However before that, I will define some keywords that will be essential in my approach. I have defined accepted as gaining the approval of society and authority, discarded as being completely rejected or forgotten, today as being the present and tomorrow the future. Now, considering the first issue raised by the statement; to what extent is the statement correct in depicting the nature of science in general? I find it as a rather pessimistic view of the nature of scientific theories. It may be true that the history of science shows that many of what we considered as mature knowledge 100 years ago were to a certain extent false.
The argument of God’s omniscient and human free will has gone for thousands of years, the core of this argument is if God was claimed to be all-knowing, hence in possession of infallible foreknowledge of human actions, therefore, humans should not have free will. The concept of God is all-knowing and human have free will is inherently contradictory, therefore, they cannot coexist. This argument implicated predestination and often resonated with the dilemma of determinism, because God was supposed to have given mankind free will.
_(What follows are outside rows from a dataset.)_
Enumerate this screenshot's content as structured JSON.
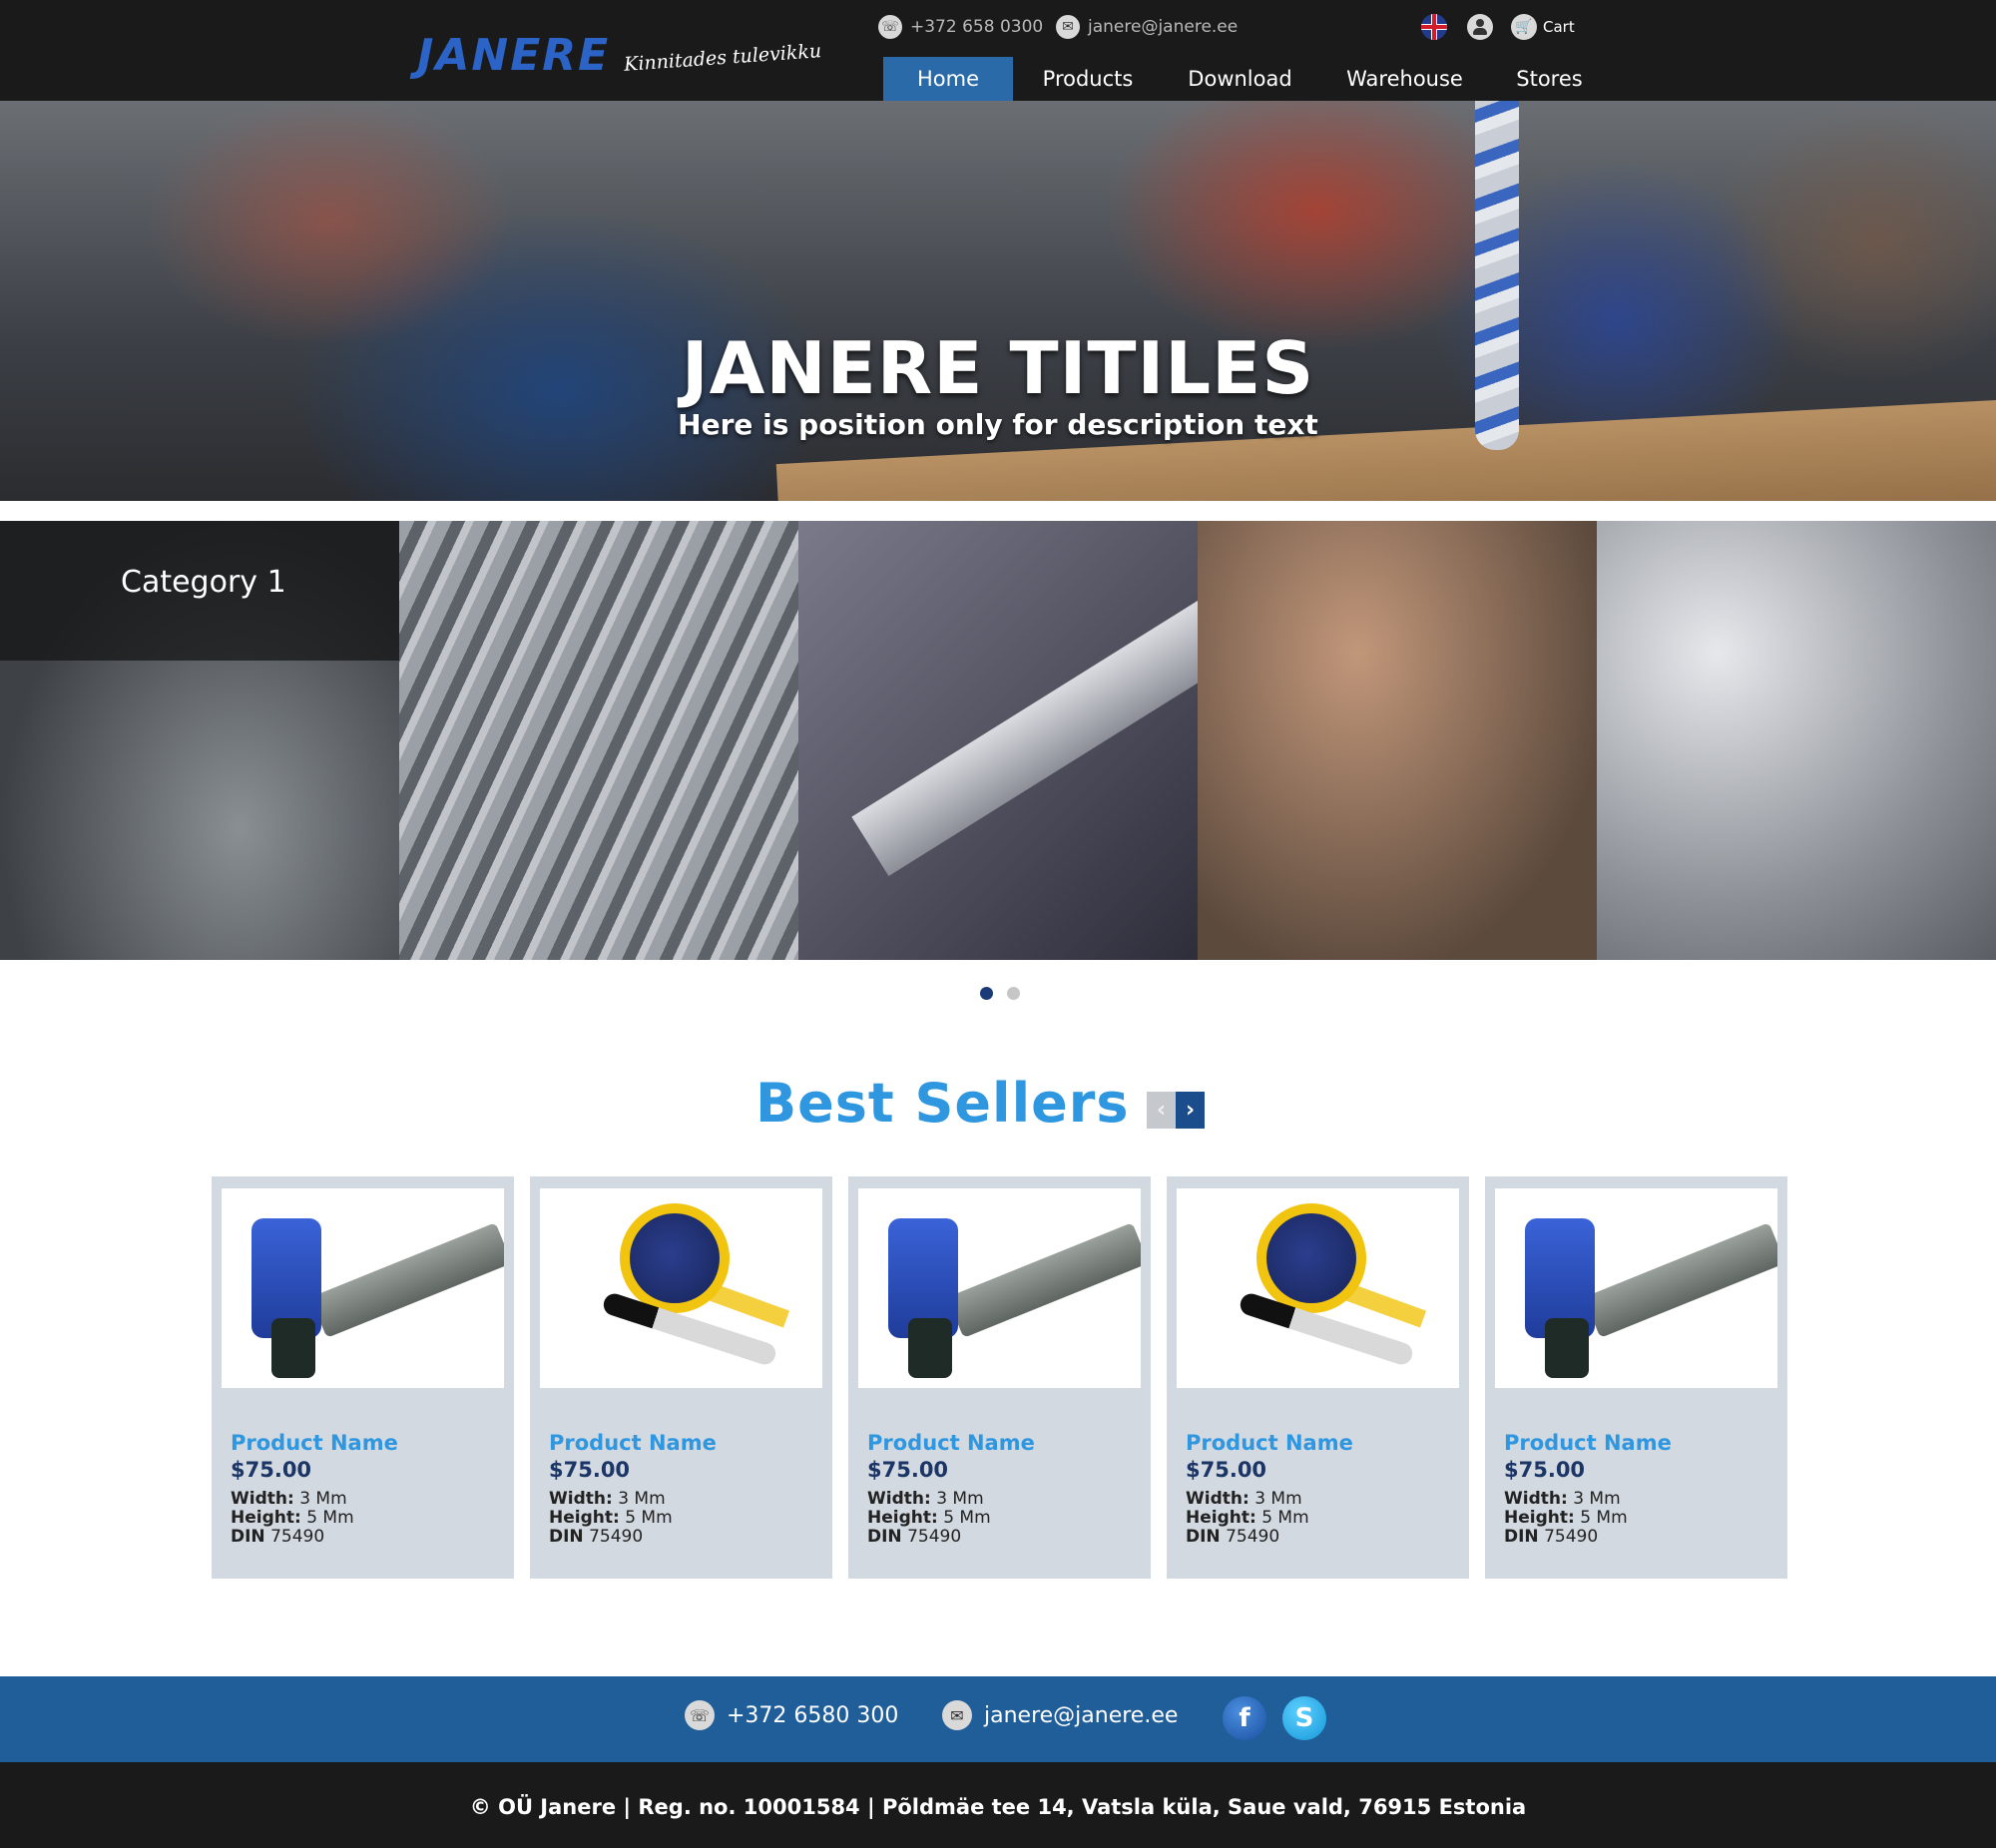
{
  "header": {
    "logo": "JANERE",
    "tagline": "Kinnitades tulevikku",
    "phone": "+372 658 0300",
    "email": "janere@janere.ee",
    "cart_label": "Cart",
    "icons": [
      "phone-icon",
      "email-icon",
      "uk-flag-icon",
      "user-icon",
      "cart-icon"
    ]
  },
  "nav": {
    "items": [
      {
        "label": "Home",
        "active": true
      },
      {
        "label": "Products",
        "active": false
      },
      {
        "label": "Download",
        "active": false
      },
      {
        "label": "Warehouse",
        "active": false
      },
      {
        "label": "Stores",
        "active": false
      }
    ]
  },
  "hero": {
    "title": "JANERE TITILES",
    "subtitle": "Here is position only for description text"
  },
  "categories": {
    "active_label": "Category 1",
    "carousel_dots": 2,
    "active_dot": 0
  },
  "best_sellers": {
    "title": "Best Sellers",
    "products": [
      {
        "name": "Product Name",
        "price": "$75.00",
        "width_label": "Width:",
        "width": "3 Mm",
        "height_label": "Height:",
        "height": "5 Mm",
        "din_label": "DIN",
        "din": "75490",
        "image": "nail-gun"
      },
      {
        "name": "Product Name",
        "price": "$75.00",
        "width_label": "Width:",
        "width": "3 Mm",
        "height_label": "Height:",
        "height": "5 Mm",
        "din_label": "DIN",
        "din": "75490",
        "image": "tape-measure"
      },
      {
        "name": "Product Name",
        "price": "$75.00",
        "width_label": "Width:",
        "width": "3 Mm",
        "height_label": "Height:",
        "height": "5 Mm",
        "din_label": "DIN",
        "din": "75490",
        "image": "nail-gun"
      },
      {
        "name": "Product Name",
        "price": "$75.00",
        "width_label": "Width:",
        "width": "3 Mm",
        "height_label": "Height:",
        "height": "5 Mm",
        "din_label": "DIN",
        "din": "75490",
        "image": "tape-measure"
      },
      {
        "name": "Product Name",
        "price": "$75.00",
        "width_label": "Width:",
        "width": "3 Mm",
        "height_label": "Height:",
        "height": "5 Mm",
        "din_label": "DIN",
        "din": "75490",
        "image": "nail-gun"
      }
    ]
  },
  "footer": {
    "phone": "+372 6580 300",
    "email": "janere@janere.ee",
    "copyright": "© OÜ Janere | Reg. no. 10001584 | Põldmäe tee 14, Vatsla küla, Saue vald, 76915 Estonia"
  },
  "colors": {
    "nav_active": "#2a6aa8",
    "accent_blue": "#2f96e0",
    "price_navy": "#1b3566",
    "footer_blue": "#205e99",
    "header_dark": "#1a1a1a"
  }
}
In order to understand God’s omniscience, we must distinguish the important difference between human foreknowledge and divine foreknowledge, which the former is the contingent true, and the latter is the necessary true. Human beliefs are contingent true, because it could happen to be true and it could also have been false.
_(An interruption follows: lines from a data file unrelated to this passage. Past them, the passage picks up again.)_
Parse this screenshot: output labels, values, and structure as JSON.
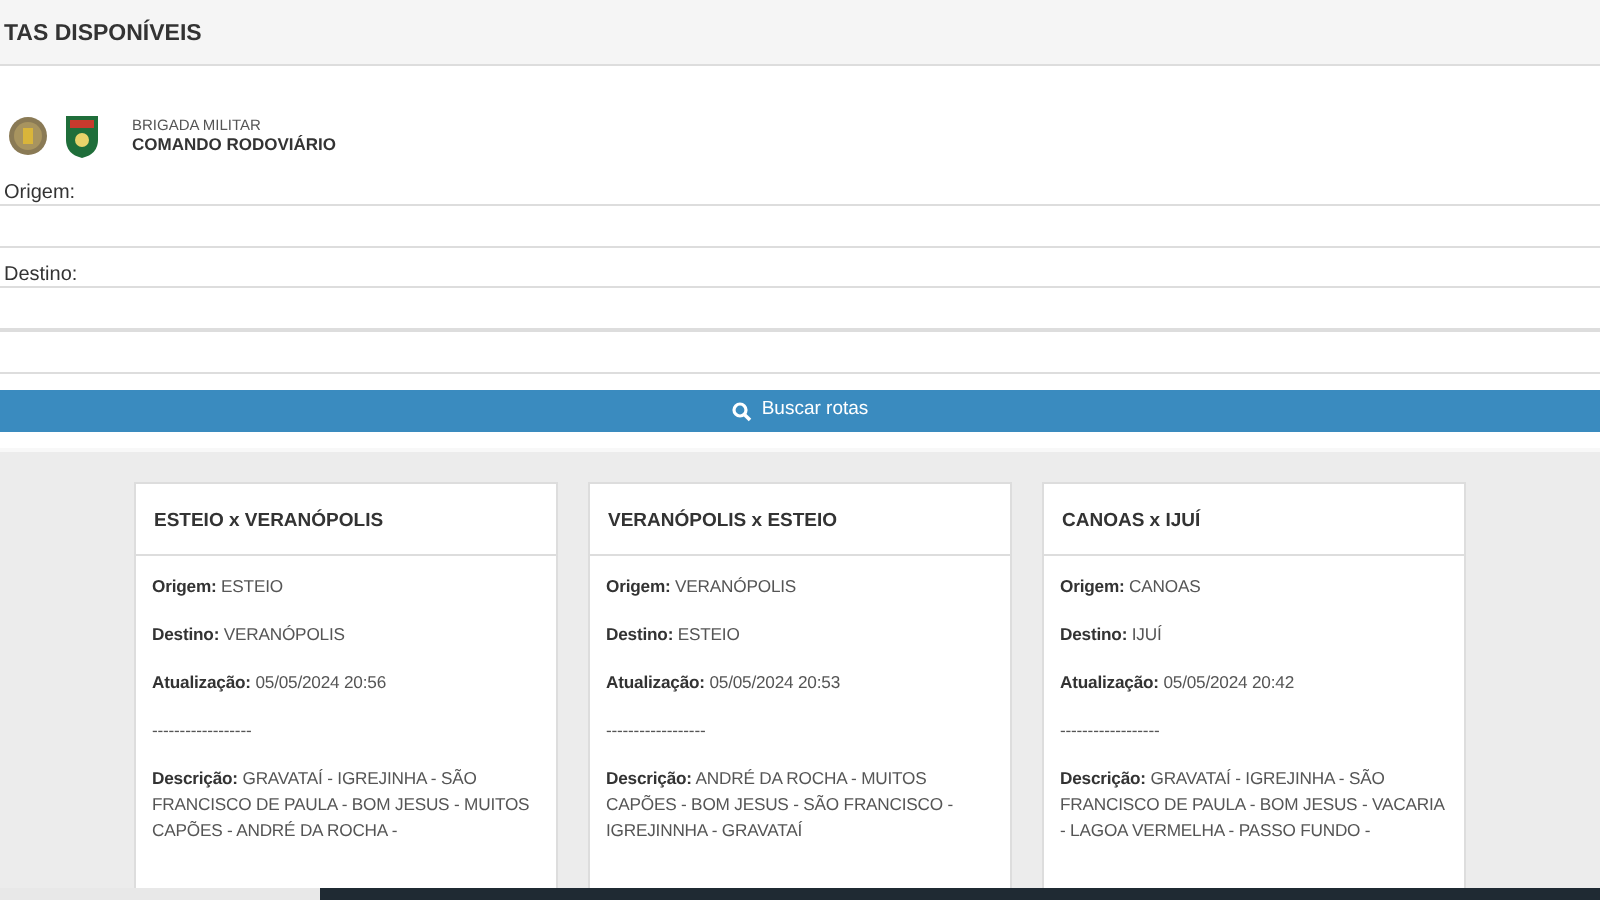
{
  "panel_title": "TAS DISPONÍVEIS",
  "logo": {
    "line_1": "BRIGADA MILITAR",
    "line_2": "COMANDO RODOVIÁRIO"
  },
  "form": {
    "fields": [
      {
        "kind": "labeled",
        "label": "Origem:"
      },
      {
        "kind": "labeled",
        "label": "Destino:"
      },
      {
        "kind": "plain"
      }
    ],
    "search_button": "Buscar rotas"
  },
  "routes": [
    {
      "title": "ESTEIO x VERANÓPOLIS",
      "rows": [
        {
          "label": "Origem:",
          "value": "ESTEIO"
        },
        {
          "label": "Destino:",
          "value": "VERANÓPOLIS"
        },
        {
          "label": "Atualização:",
          "value": "05/05/2024 20:56"
        }
      ],
      "separator": "------------------",
      "description_label": "Descrição:",
      "description": "GRAVATAÍ - IGREJINHA - SÃO FRANCISCO DE PAULA - BOM JESUS - MUITOS CAPÕES - ANDRÉ DA ROCHA -"
    },
    {
      "title": "VERANÓPOLIS x ESTEIO",
      "rows": [
        {
          "label": "Origem:",
          "value": "VERANÓPOLIS"
        },
        {
          "label": "Destino:",
          "value": "ESTEIO"
        },
        {
          "label": "Atualização:",
          "value": "05/05/2024 20:53"
        }
      ],
      "separator": "------------------",
      "description_label": "Descrição:",
      "description": "ANDRÉ DA ROCHA - MUITOS CAPÕES - BOM JESUS - SÃO FRANCISCO - IGREJINNHA - GRAVATAÍ"
    },
    {
      "title": "CANOAS x IJUÍ",
      "rows": [
        {
          "label": "Origem:",
          "value": "CANOAS"
        },
        {
          "label": "Destino:",
          "value": "IJUÍ"
        },
        {
          "label": "Atualização:",
          "value": "05/05/2024 20:42"
        }
      ],
      "separator": "------------------",
      "description_label": "Descrição:",
      "description": "GRAVATAÍ - IGREJINHA - SÃO FRANCISCO DE PAULA - BOM JESUS - VACARIA - LAGOA VERMELHA - PASSO FUNDO -"
    }
  ]
}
A system that is irreducibly complex is defined by Michael Behe, the author of Darwin’s Black Box, as “a single system comp... ... middle of paper ... ...sk? We would still be stuck on a “flat” world. In the same way, Evolutionists today are clinging to the outdated beliefs of what Darwin could see, with his limited vision of the earth. It was a logical conclusion at the time, since they could not see what our technology allows us to see today. But now that we are beginning to plainly see the evidence of a round earth, we must embrace and discover a new theory of life.
This essay is supposed to be on “contested meaning,” an argument over what is the true meaning of something, of someone. The only problem with that is that meaning is just something that humans make up. All of this “meaning” that humans talk about is just a bunch of connections that we have made through knowledge of other connections we have made. If we step far enough back in time we can take the example of an non-sentient creature. This creature has been imbued with some patterns that their ancestors have seen to not change throughout generations, and we have given these the name of instincts.
Philosophers, however, cannot prove that such a value exists. Singer in his work attempts to give a point of inquiry to this, but quickly concludes that it is almost impossible to state that animals don’t register pain or pleasure in the same ways that a human registers the feelings. Basically, since each species has the ability to feel pain and pleasure it is impossible to separate the human species from all other kinds due to that basic fact. Which means Singer disproved a theory before the evidence could be provided or created to support its basis in the first place. This means that there is no concrete argument that defeats
and so on. That is, if the claim that human life is somehow special can't be justified, th... ... middle of paper ... ...eing capable of self-awareness. However, keep in mind that, even if we accept life is sacred, it is not clear what the best expression of that belief is. That is, if we accept that "life is sacred" it is not clear what action is then recommended. For one, we can't possibly mean by "life is sacred" that the life of e.g., a rational, self-conscious being must always be preserved no matter what.
However, this sentiment conveys perhaps the single most compelling argument for why an anthropocentric approach to environmental ethics is in fact, the most justified. It is the instinct of all living beings to prioritize oneself and ensure a future for those to come (Acari, 2017). Though this justification for protecting the natural world might seem selfish or short-sighted, it is in fact, the nature of all life to preserve self-interests. In response to the counterclaim that plants and animals should be regarded with natural rights like humans, Blackstone would rebut that these beings are incapable of “free and rational thought” (Desjardins, 103). This is most likely in part due to his purely anthropocentric perspective that human life alone is worth consideration.